MATERIAL FOR THIS EXERCISE —
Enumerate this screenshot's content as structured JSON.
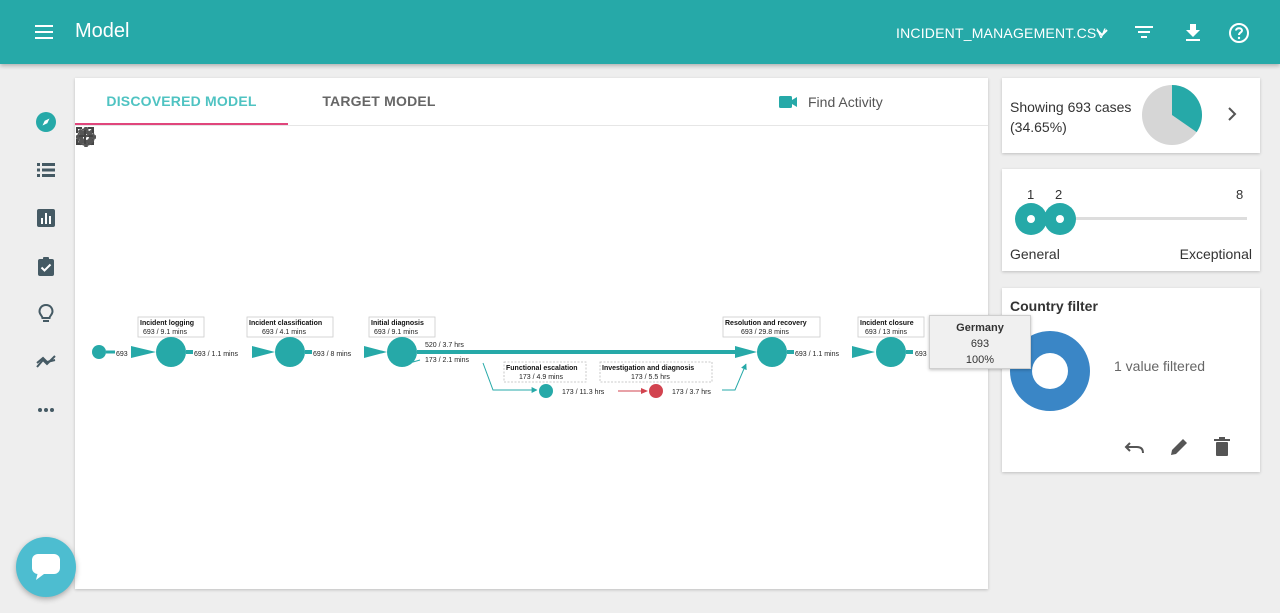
{
  "header": {
    "title": "Model",
    "file_name": "INCIDENT_MANAGEMENT.CSV"
  },
  "tabs": {
    "discovered": "DISCOVERED MODEL",
    "target": "TARGET MODEL",
    "find_activity": "Find Activity"
  },
  "process_map": {
    "start_count": "693",
    "nodes": [
      {
        "name": "Incident logging",
        "stats": "693 / 9.1 mins"
      },
      {
        "name": "Incident classification",
        "stats": "693 / 4.1 mins"
      },
      {
        "name": "Initial diagnosis",
        "stats": "693 / 9.1 mins"
      },
      {
        "name": "Functional escalation",
        "stats": "173 / 4.9 mins"
      },
      {
        "name": "Investigation and diagnosis",
        "stats": "173 / 5.5 hrs"
      },
      {
        "name": "Resolution and recovery",
        "stats": "693 / 29.8 mins"
      },
      {
        "name": "Incident closure",
        "stats": "693 / 13 mins"
      }
    ],
    "edges": [
      "693 / 1.1 mins",
      "693 / 8 mins",
      "520 / 3.7 hrs",
      "173 / 2.1 mins",
      "173 / 11.3 hrs",
      "173 / 3.7 hrs",
      "693 / 1.1 mins",
      "693"
    ],
    "tooltip": {
      "name": "Germany",
      "count": "693",
      "percent": "100%"
    }
  },
  "cases_card": {
    "text": "Showing 693 cases (34.65%)",
    "fraction": 0.3465
  },
  "variant_slider": {
    "ticks": [
      "1",
      "2",
      "8"
    ],
    "low_label": "General",
    "high_label": "Exceptional"
  },
  "country_filter": {
    "title": "Country filter",
    "status": "1 value filtered"
  },
  "colors": {
    "primary": "#26a9a8",
    "tab_accent": "#e0467c",
    "donut": "#3a86c6",
    "warn_node": "#d2434f"
  }
}
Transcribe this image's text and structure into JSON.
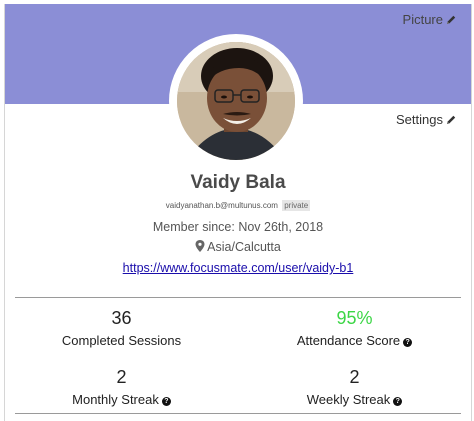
{
  "header": {
    "picture_label": "Picture",
    "settings_label": "Settings"
  },
  "profile": {
    "name": "Vaidy Bala",
    "email": "vaidyanathan.b@multunus.com",
    "email_visibility": "private",
    "member_since": "Member since: Nov 26th, 2018",
    "location": "Asia/Calcutta",
    "profile_url": "https://www.focusmate.com/user/vaidy-b1"
  },
  "stats": {
    "completed_sessions": {
      "value": "36",
      "label": "Completed Sessions"
    },
    "attendance_score": {
      "value": "95%",
      "label": "Attendance Score"
    },
    "monthly_streak": {
      "value": "2",
      "label": "Monthly Streak"
    },
    "weekly_streak": {
      "value": "2",
      "label": "Weekly Streak"
    }
  },
  "colors": {
    "banner": "#8b8ed6",
    "attendance_green": "#3cd646",
    "link": "#1a0dab"
  },
  "icons": {
    "edit": "pencil-icon",
    "location": "map-pin-icon",
    "help": "question-circle-icon"
  }
}
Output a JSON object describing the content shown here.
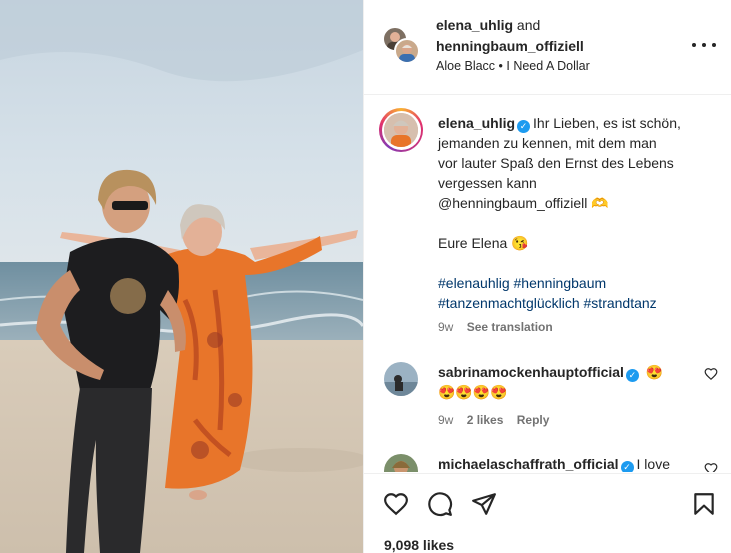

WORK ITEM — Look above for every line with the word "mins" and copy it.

SOLVED PROBLEM —
        "stats": "693 / 9.1 mins"
        "stats": "693 / 4.1 mins"
        "stats": "693 / 9.1 mins"
        "stats": "173 / 4.9 mins"
        "stats": "693 / 29.8 mins"
        "stats": "693 / 13 mins"
      "693 / 1.1 mins",
      "693 / 8 mins",
      "173 / 2.1 mins",
      "693 / 1.1 mins",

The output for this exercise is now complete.